I am thinking about vaginas. No, not Virgnia*.
Mostly, I’m thinking how it grates on my nerves to hear people rant about the horror of vaginal birth, how gross the process is and “OMG, your vagina will never be the same”, and plastic surgery for labia and vaginas. And vajazzling (a whole separate topic. by the way, if people use the slang term vajayjay for vagina, should the term for penis be panini?)
Just like techies don’t expect me to get all worked up over terabytes and torrents and touchpads, I’m not asking anyone to hold childbirth in the same sacred vein as I do. I don’t expect that. I mean, after all, it’s part of my job. My passion.
But please have enough coutresy to not spew opinions without being somewhat informed.
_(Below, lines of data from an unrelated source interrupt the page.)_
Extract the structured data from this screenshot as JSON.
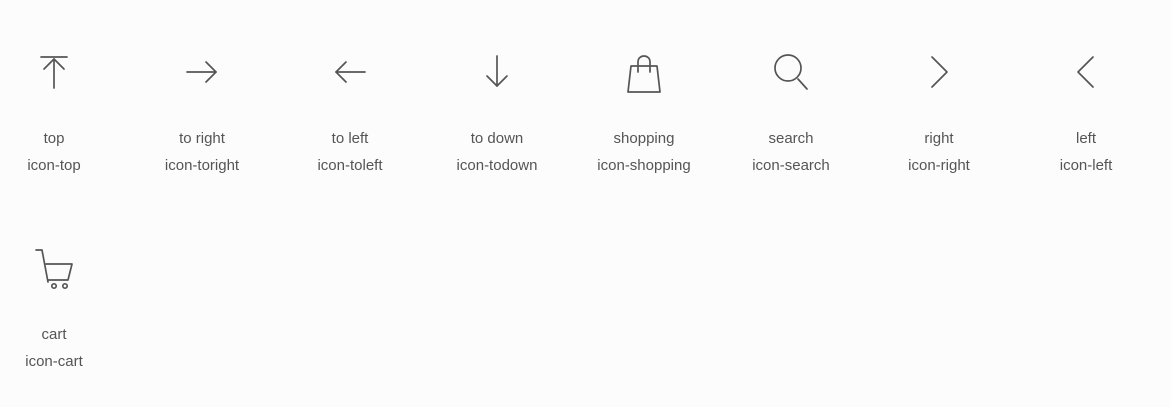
{
  "icons": [
    {
      "icon": "top-icon",
      "title": "top",
      "class_name": "icon-top"
    },
    {
      "icon": "arrow-right-icon",
      "title": "to right",
      "class_name": "icon-toright"
    },
    {
      "icon": "arrow-left-icon",
      "title": "to left",
      "class_name": "icon-toleft"
    },
    {
      "icon": "arrow-down-icon",
      "title": "to down",
      "class_name": "icon-todown"
    },
    {
      "icon": "shopping-bag-icon",
      "title": "shopping",
      "class_name": "icon-shopping"
    },
    {
      "icon": "search-icon",
      "title": "search",
      "class_name": "icon-search"
    },
    {
      "icon": "chevron-right-icon",
      "title": "right",
      "class_name": "icon-right"
    },
    {
      "icon": "chevron-left-icon",
      "title": "left",
      "class_name": "icon-left"
    },
    {
      "icon": "cart-icon",
      "title": "cart",
      "class_name": "icon-cart"
    }
  ],
  "colors": {
    "background": "#fcfcfc",
    "icon_stroke": "#555555",
    "text": "#555555"
  }
}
I’ve found that there is a actual equation to these ill-informed rants about vaginas. It goes something like this:
“Having a baby is like pushing a <insert choice of large, round, usually hard object> out of your <insert any bodily orfice here>!”
Popular choices include: watermelon, bowling ball, grapefruit.
Besides being just plain ridiculous, these comparisons aren’t even close to being phsysiolocally and biologically correct.
1. People, a baby’s head MOLDS. Not as in growing a fungus, but as in the bones of the skull are soft and allow the baby to fit precisely through birth canal. Much different than a giant piece of fruit or a bowling ball that retains a large, round, hard shape. From this article: The bones of a newborn baby’s skull are soft and flexible, with gaps between the plates of bone.
During a head-first delivery, pressure on the head caused by the narrow birth canal (vagina and pelvic bones) may mold the head into an oblong shape. These gaps or spaces allow the baby’s head to change shape. Depending on the amount and length of pressure, the skull bones may even overlap.
These gaps or spaces also allow the brain to grow inside the skull bones. They will close as the brain reaches its full size.
Now, this doesn’t mean that a baby’s head may not FEEL like a bowling ball when giving birth vaginally. The first hand knowledge of the intensity and pressure of birth is another story….
2. The vagina is not a static part of a woman’s anatomy that just suddenly explodes open – violently and ill-equipped – during childbirth. It’s ridiculous to me that people even say this, considering everyone knows a vagina stretches to accommodate a penis (of any size) during intercourse.
The vagina is comprised of accordion-like folds that expand and stretch during birth. And that is also how a vagina is able to magically return (mostly) to it’s pre-birth “size” and shape.
Birth is a perfect orchestration of hormones, muscles, tissues, bones, and so much more. The hormone Relaxin looses the joints in the pelvis so that it can open more effectively during birth.
And the tight squeeze of birth actually has a purpose; it draws out fluid from the baby’s lungs.
I prefer to think of birth as a deep tissue massage for a baby. Just sayin’.
Look. Every day we poop. And, think about the mechanics of that. A sphincter. That has to stretch. Of course it’s not an exact comparison to childbirth but few people seem to question the effectiveness of that biological function. We trust that it just works.
Oh, and technically you are pushing a watermelon out of that.
In chewed up version.
It was late one evening, and Lyric was in a deep slumber beside me. My heart was filled up with gratitude for my three healthy children.
My girls and my boy.
Ibegan to ponder the idea that I’ve carried and birth life within my body. And that even at this very moment, my body holds a finite amount of eggs. I walk around every day, literally carrying precious cargo. Somehow, that night, it hit me tenderly and I had this MOMENT with my eggs; this quiet reverence for them.
I guess you could say we bonded.
A man releases his sperm and feels ecstasy.
A woman releases her egg and feels crampy (well, at least I do as I feel ovulation). If that ecstatic sperm fertilizes the egg, her body expands and stretches – organs shifting and a new person growing – for nine months. But if that egg isn’t fertilized, she gets cramps. And her uterus sheds it’s lining, thick with blood that releases over a matter of days.
Still I think “Yes yes yes I’d do it all over again”.
*Thank you, Mom, for the incredibly cheesy VHS video you made us kids watch when I was about 10 years old that talked about the proper words for penis and vagina. I’ve still never forgotten these words:
“Even though some kids call it Virginia”…
I can’t believe I found it on YouTube. This goes out to my bro and sis, whom were tortured along side of me with this video…